During this pandemic we can all point to things that we probably would not otherwise have done. For me, that included reading about Winston Churchill. I read a lot of history, but usually avoid wars and biographies of heads of state. It just so happened that books about Churchill by two of my favorite history writers arrived not too long before COVID.
Hero of the Empire by Candice Millard and The Splendid and the Vile by Eric Larson bookend Churchill’s career. Millard writes of a 25-year old Churchill in the Boer War at the turn of the century. Larson writes of a prime minister defending his country against the Nazis some 40 years later.
There are some common characteristics. Churchill is dogged, fearless, self-absorbed and restlessly ambitious. In 1900 these traits made him something of an asshole. In 1940 they made him a true hero.
Hero of the Empire: The Boer War, a Daring Escape and the Making of Winston Churchill, by Candice Millard
By the time 25-year old Winston set sail for the Boer War he had already seen himself in three other wars, Cuba, India and the Sudan. Such was the nature of the turn-of-the-century British Empire. Churchill came to southern Africa, not as a soldier, but as a war correspondent for a London newspaper. Merely observing, however, was not Churchill’s nature.
Churchill thrust himself into the action to the extent that he was captured by the Boers and held as a prisoner of war in Pretoria. He escaped. Much of Millard’s story is about his harrowing trip to safety through hundreds of miles of the Transvaal (one the two Boer South African states) to safety in Portuguese East Africa (now Madagascar). Millard has very much written a thriller.
The backdrop for the Churchill story is the Boer War. You get the sense that this conflict involves the brave Boers heading out in their farmers overalls to take on the uniformly uniformed Brits strutting off to battle in their tight formations. One is tempted to root for the underdog, but for the fact that the Boers, later known as Afrikaners, were among the most racist people to walk the face of the earth. These are the ancestors of the folks who brought the world apartheid.
This is Mallard’s third book and I’ve enjoyed all three. She writes vastly accessible history. Earlier works include a book about James Garfield (Destiny of the Republic) and one about Theodore Roosevelt (River of Doubt). In both River of Doubt and Hero of the Empire, she has chosen a widely written about subject but focused on a not very well known episode in his life.
At 25, Churchill is an insufferable self promoter and narcissist. He is also courageous. Did his thrilling Boer War escape lead him to 10 Downing Street? Well, lots of other stuff happened in between but it did lead to his first election to Parliament.
The Splendid and the Vile: A Saga of Churchill, Family, and Defiance During the Blitz

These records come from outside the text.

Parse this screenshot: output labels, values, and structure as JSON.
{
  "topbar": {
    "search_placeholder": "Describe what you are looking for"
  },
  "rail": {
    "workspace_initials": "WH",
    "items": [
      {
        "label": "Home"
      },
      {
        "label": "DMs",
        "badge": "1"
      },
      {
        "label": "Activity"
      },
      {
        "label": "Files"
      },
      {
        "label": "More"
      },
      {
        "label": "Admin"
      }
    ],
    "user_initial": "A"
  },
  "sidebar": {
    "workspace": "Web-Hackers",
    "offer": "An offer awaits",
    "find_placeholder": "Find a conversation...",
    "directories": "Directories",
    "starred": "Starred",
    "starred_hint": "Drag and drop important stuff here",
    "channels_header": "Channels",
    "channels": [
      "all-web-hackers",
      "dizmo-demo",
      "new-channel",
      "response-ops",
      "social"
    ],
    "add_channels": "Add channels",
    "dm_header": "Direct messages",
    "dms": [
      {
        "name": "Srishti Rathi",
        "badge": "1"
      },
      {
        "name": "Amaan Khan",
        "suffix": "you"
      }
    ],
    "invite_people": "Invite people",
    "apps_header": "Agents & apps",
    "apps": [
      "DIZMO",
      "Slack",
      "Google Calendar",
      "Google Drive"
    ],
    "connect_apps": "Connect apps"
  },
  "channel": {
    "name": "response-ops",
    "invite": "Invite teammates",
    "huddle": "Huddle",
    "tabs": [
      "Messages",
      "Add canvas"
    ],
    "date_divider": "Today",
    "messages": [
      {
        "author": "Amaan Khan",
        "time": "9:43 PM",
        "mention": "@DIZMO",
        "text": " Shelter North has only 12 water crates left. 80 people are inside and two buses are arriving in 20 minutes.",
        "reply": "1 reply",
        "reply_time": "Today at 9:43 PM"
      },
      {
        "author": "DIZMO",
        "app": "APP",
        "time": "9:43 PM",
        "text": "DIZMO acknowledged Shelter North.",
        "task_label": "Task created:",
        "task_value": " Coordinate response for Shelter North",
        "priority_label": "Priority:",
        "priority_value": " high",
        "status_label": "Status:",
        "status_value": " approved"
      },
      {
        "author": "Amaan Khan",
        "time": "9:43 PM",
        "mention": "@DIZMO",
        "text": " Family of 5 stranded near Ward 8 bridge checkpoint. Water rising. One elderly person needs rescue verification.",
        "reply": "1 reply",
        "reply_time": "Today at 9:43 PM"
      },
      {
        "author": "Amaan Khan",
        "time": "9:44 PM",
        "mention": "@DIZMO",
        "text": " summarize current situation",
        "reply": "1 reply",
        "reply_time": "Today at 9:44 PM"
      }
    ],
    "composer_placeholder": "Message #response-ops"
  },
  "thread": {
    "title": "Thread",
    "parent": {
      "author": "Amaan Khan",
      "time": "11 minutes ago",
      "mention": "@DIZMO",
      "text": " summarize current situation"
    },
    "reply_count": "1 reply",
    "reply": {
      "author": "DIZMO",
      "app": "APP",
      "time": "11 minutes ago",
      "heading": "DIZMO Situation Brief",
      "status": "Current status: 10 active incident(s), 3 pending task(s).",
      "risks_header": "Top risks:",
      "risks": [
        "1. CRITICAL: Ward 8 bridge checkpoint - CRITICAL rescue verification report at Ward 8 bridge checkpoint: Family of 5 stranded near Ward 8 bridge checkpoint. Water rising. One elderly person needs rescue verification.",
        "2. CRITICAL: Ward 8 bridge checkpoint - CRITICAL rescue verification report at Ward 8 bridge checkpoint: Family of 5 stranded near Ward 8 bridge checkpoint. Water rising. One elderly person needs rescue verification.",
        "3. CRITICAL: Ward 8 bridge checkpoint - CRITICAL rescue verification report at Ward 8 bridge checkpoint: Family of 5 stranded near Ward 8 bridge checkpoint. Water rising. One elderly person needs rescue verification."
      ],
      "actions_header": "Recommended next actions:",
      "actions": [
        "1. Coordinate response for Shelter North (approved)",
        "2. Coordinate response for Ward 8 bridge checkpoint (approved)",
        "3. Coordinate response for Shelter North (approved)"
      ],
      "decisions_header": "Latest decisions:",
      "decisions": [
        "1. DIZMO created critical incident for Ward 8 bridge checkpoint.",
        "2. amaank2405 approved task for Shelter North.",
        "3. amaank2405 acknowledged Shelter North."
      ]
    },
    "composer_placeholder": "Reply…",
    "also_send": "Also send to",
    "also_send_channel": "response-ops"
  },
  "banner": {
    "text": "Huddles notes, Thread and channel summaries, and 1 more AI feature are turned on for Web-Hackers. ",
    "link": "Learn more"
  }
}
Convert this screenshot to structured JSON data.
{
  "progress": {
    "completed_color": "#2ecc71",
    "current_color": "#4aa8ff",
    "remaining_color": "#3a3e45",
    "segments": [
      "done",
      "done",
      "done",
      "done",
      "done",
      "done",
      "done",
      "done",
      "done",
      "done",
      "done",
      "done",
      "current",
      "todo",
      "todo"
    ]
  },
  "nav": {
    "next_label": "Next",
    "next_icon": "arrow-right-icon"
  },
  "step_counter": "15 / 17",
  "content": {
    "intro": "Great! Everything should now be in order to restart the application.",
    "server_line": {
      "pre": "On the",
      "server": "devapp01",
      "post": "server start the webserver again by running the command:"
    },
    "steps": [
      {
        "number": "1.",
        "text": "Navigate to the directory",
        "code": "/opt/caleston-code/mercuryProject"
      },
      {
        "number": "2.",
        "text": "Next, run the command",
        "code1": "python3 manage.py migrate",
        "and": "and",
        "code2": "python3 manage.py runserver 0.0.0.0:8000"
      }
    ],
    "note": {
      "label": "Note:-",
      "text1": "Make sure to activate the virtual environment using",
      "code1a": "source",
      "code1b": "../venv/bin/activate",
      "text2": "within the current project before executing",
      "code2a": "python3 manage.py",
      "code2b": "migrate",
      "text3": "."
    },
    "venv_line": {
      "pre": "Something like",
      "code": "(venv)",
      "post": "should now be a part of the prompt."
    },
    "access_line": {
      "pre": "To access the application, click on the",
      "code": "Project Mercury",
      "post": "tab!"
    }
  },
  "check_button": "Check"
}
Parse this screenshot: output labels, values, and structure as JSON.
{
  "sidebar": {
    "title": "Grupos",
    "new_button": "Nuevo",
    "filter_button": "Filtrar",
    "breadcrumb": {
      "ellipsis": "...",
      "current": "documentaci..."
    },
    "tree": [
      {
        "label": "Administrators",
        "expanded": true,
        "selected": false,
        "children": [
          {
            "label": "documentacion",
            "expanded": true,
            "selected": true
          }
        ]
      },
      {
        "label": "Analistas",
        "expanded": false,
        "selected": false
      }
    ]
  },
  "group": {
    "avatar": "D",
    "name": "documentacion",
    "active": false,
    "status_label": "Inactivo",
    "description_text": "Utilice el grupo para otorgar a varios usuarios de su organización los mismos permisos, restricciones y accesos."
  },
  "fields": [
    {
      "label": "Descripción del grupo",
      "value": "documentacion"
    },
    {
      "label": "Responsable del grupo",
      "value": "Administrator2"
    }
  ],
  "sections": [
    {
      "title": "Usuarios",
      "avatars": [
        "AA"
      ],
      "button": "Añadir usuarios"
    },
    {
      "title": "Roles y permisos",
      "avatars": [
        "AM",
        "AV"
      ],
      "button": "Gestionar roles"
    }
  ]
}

One year in history: mid-1940 to mid-1941. It’s a story that’s been told before. Sometimes called the Battle of Britain and sometimes the Brits’ finest hour. It’s Winston Churchill’s first year as prime minister and his countrymen are under constant bombardment from the Nazi Air Force.
This is not about what it was like to be in London during the persistent bombing but rather about what it was like to be at 10 Downing Street or in Churchill’s country retreat Chequers at the time. While the country is known generally for its grittiness in the face of the Nazi bombers there is still an aristocratic air that surrounds the prime minister, his family and associates. One may spend the night on the veranda of a country estate watching the bombers streaking by overhead. On the other side of the channel is German Air Force chief Hermann Goring sitting atop a hill that the French had used for picnicking proudly watching his fighters fly off toward London.
The title comes from an entry in the diary of one of Churchill’s private secretaries Jack Colville. With a full moon rising over Westminster and the German bombers overhead, he notes: “never was there such a contrast of natural splendor and human vileness.”
As always, Larson writes edge of your seat history. But there’s a gossipy side as well. What does Churchill’s wife think of his closest advisors? What presents did Mary Churchill get on her 18th birthday? He even devotes some space to Colville’s love for a young woman who couldn’t be less interested.
The first time I read one of Larson’s books I found myself checking the book jacket more than once to see if I was reading history or historical fiction. This isn’t his best, I prefer Devil in the White City and Dead Wake, but for those of us who enjoy his writing it’s worth the read. You can’t question its thoroughness.
What does come through again and again is the bravery of the English people. And Churchill was the right leader for the moment, a leader who is both courageous and who isn’t afraid to shed a tear for his countrymen.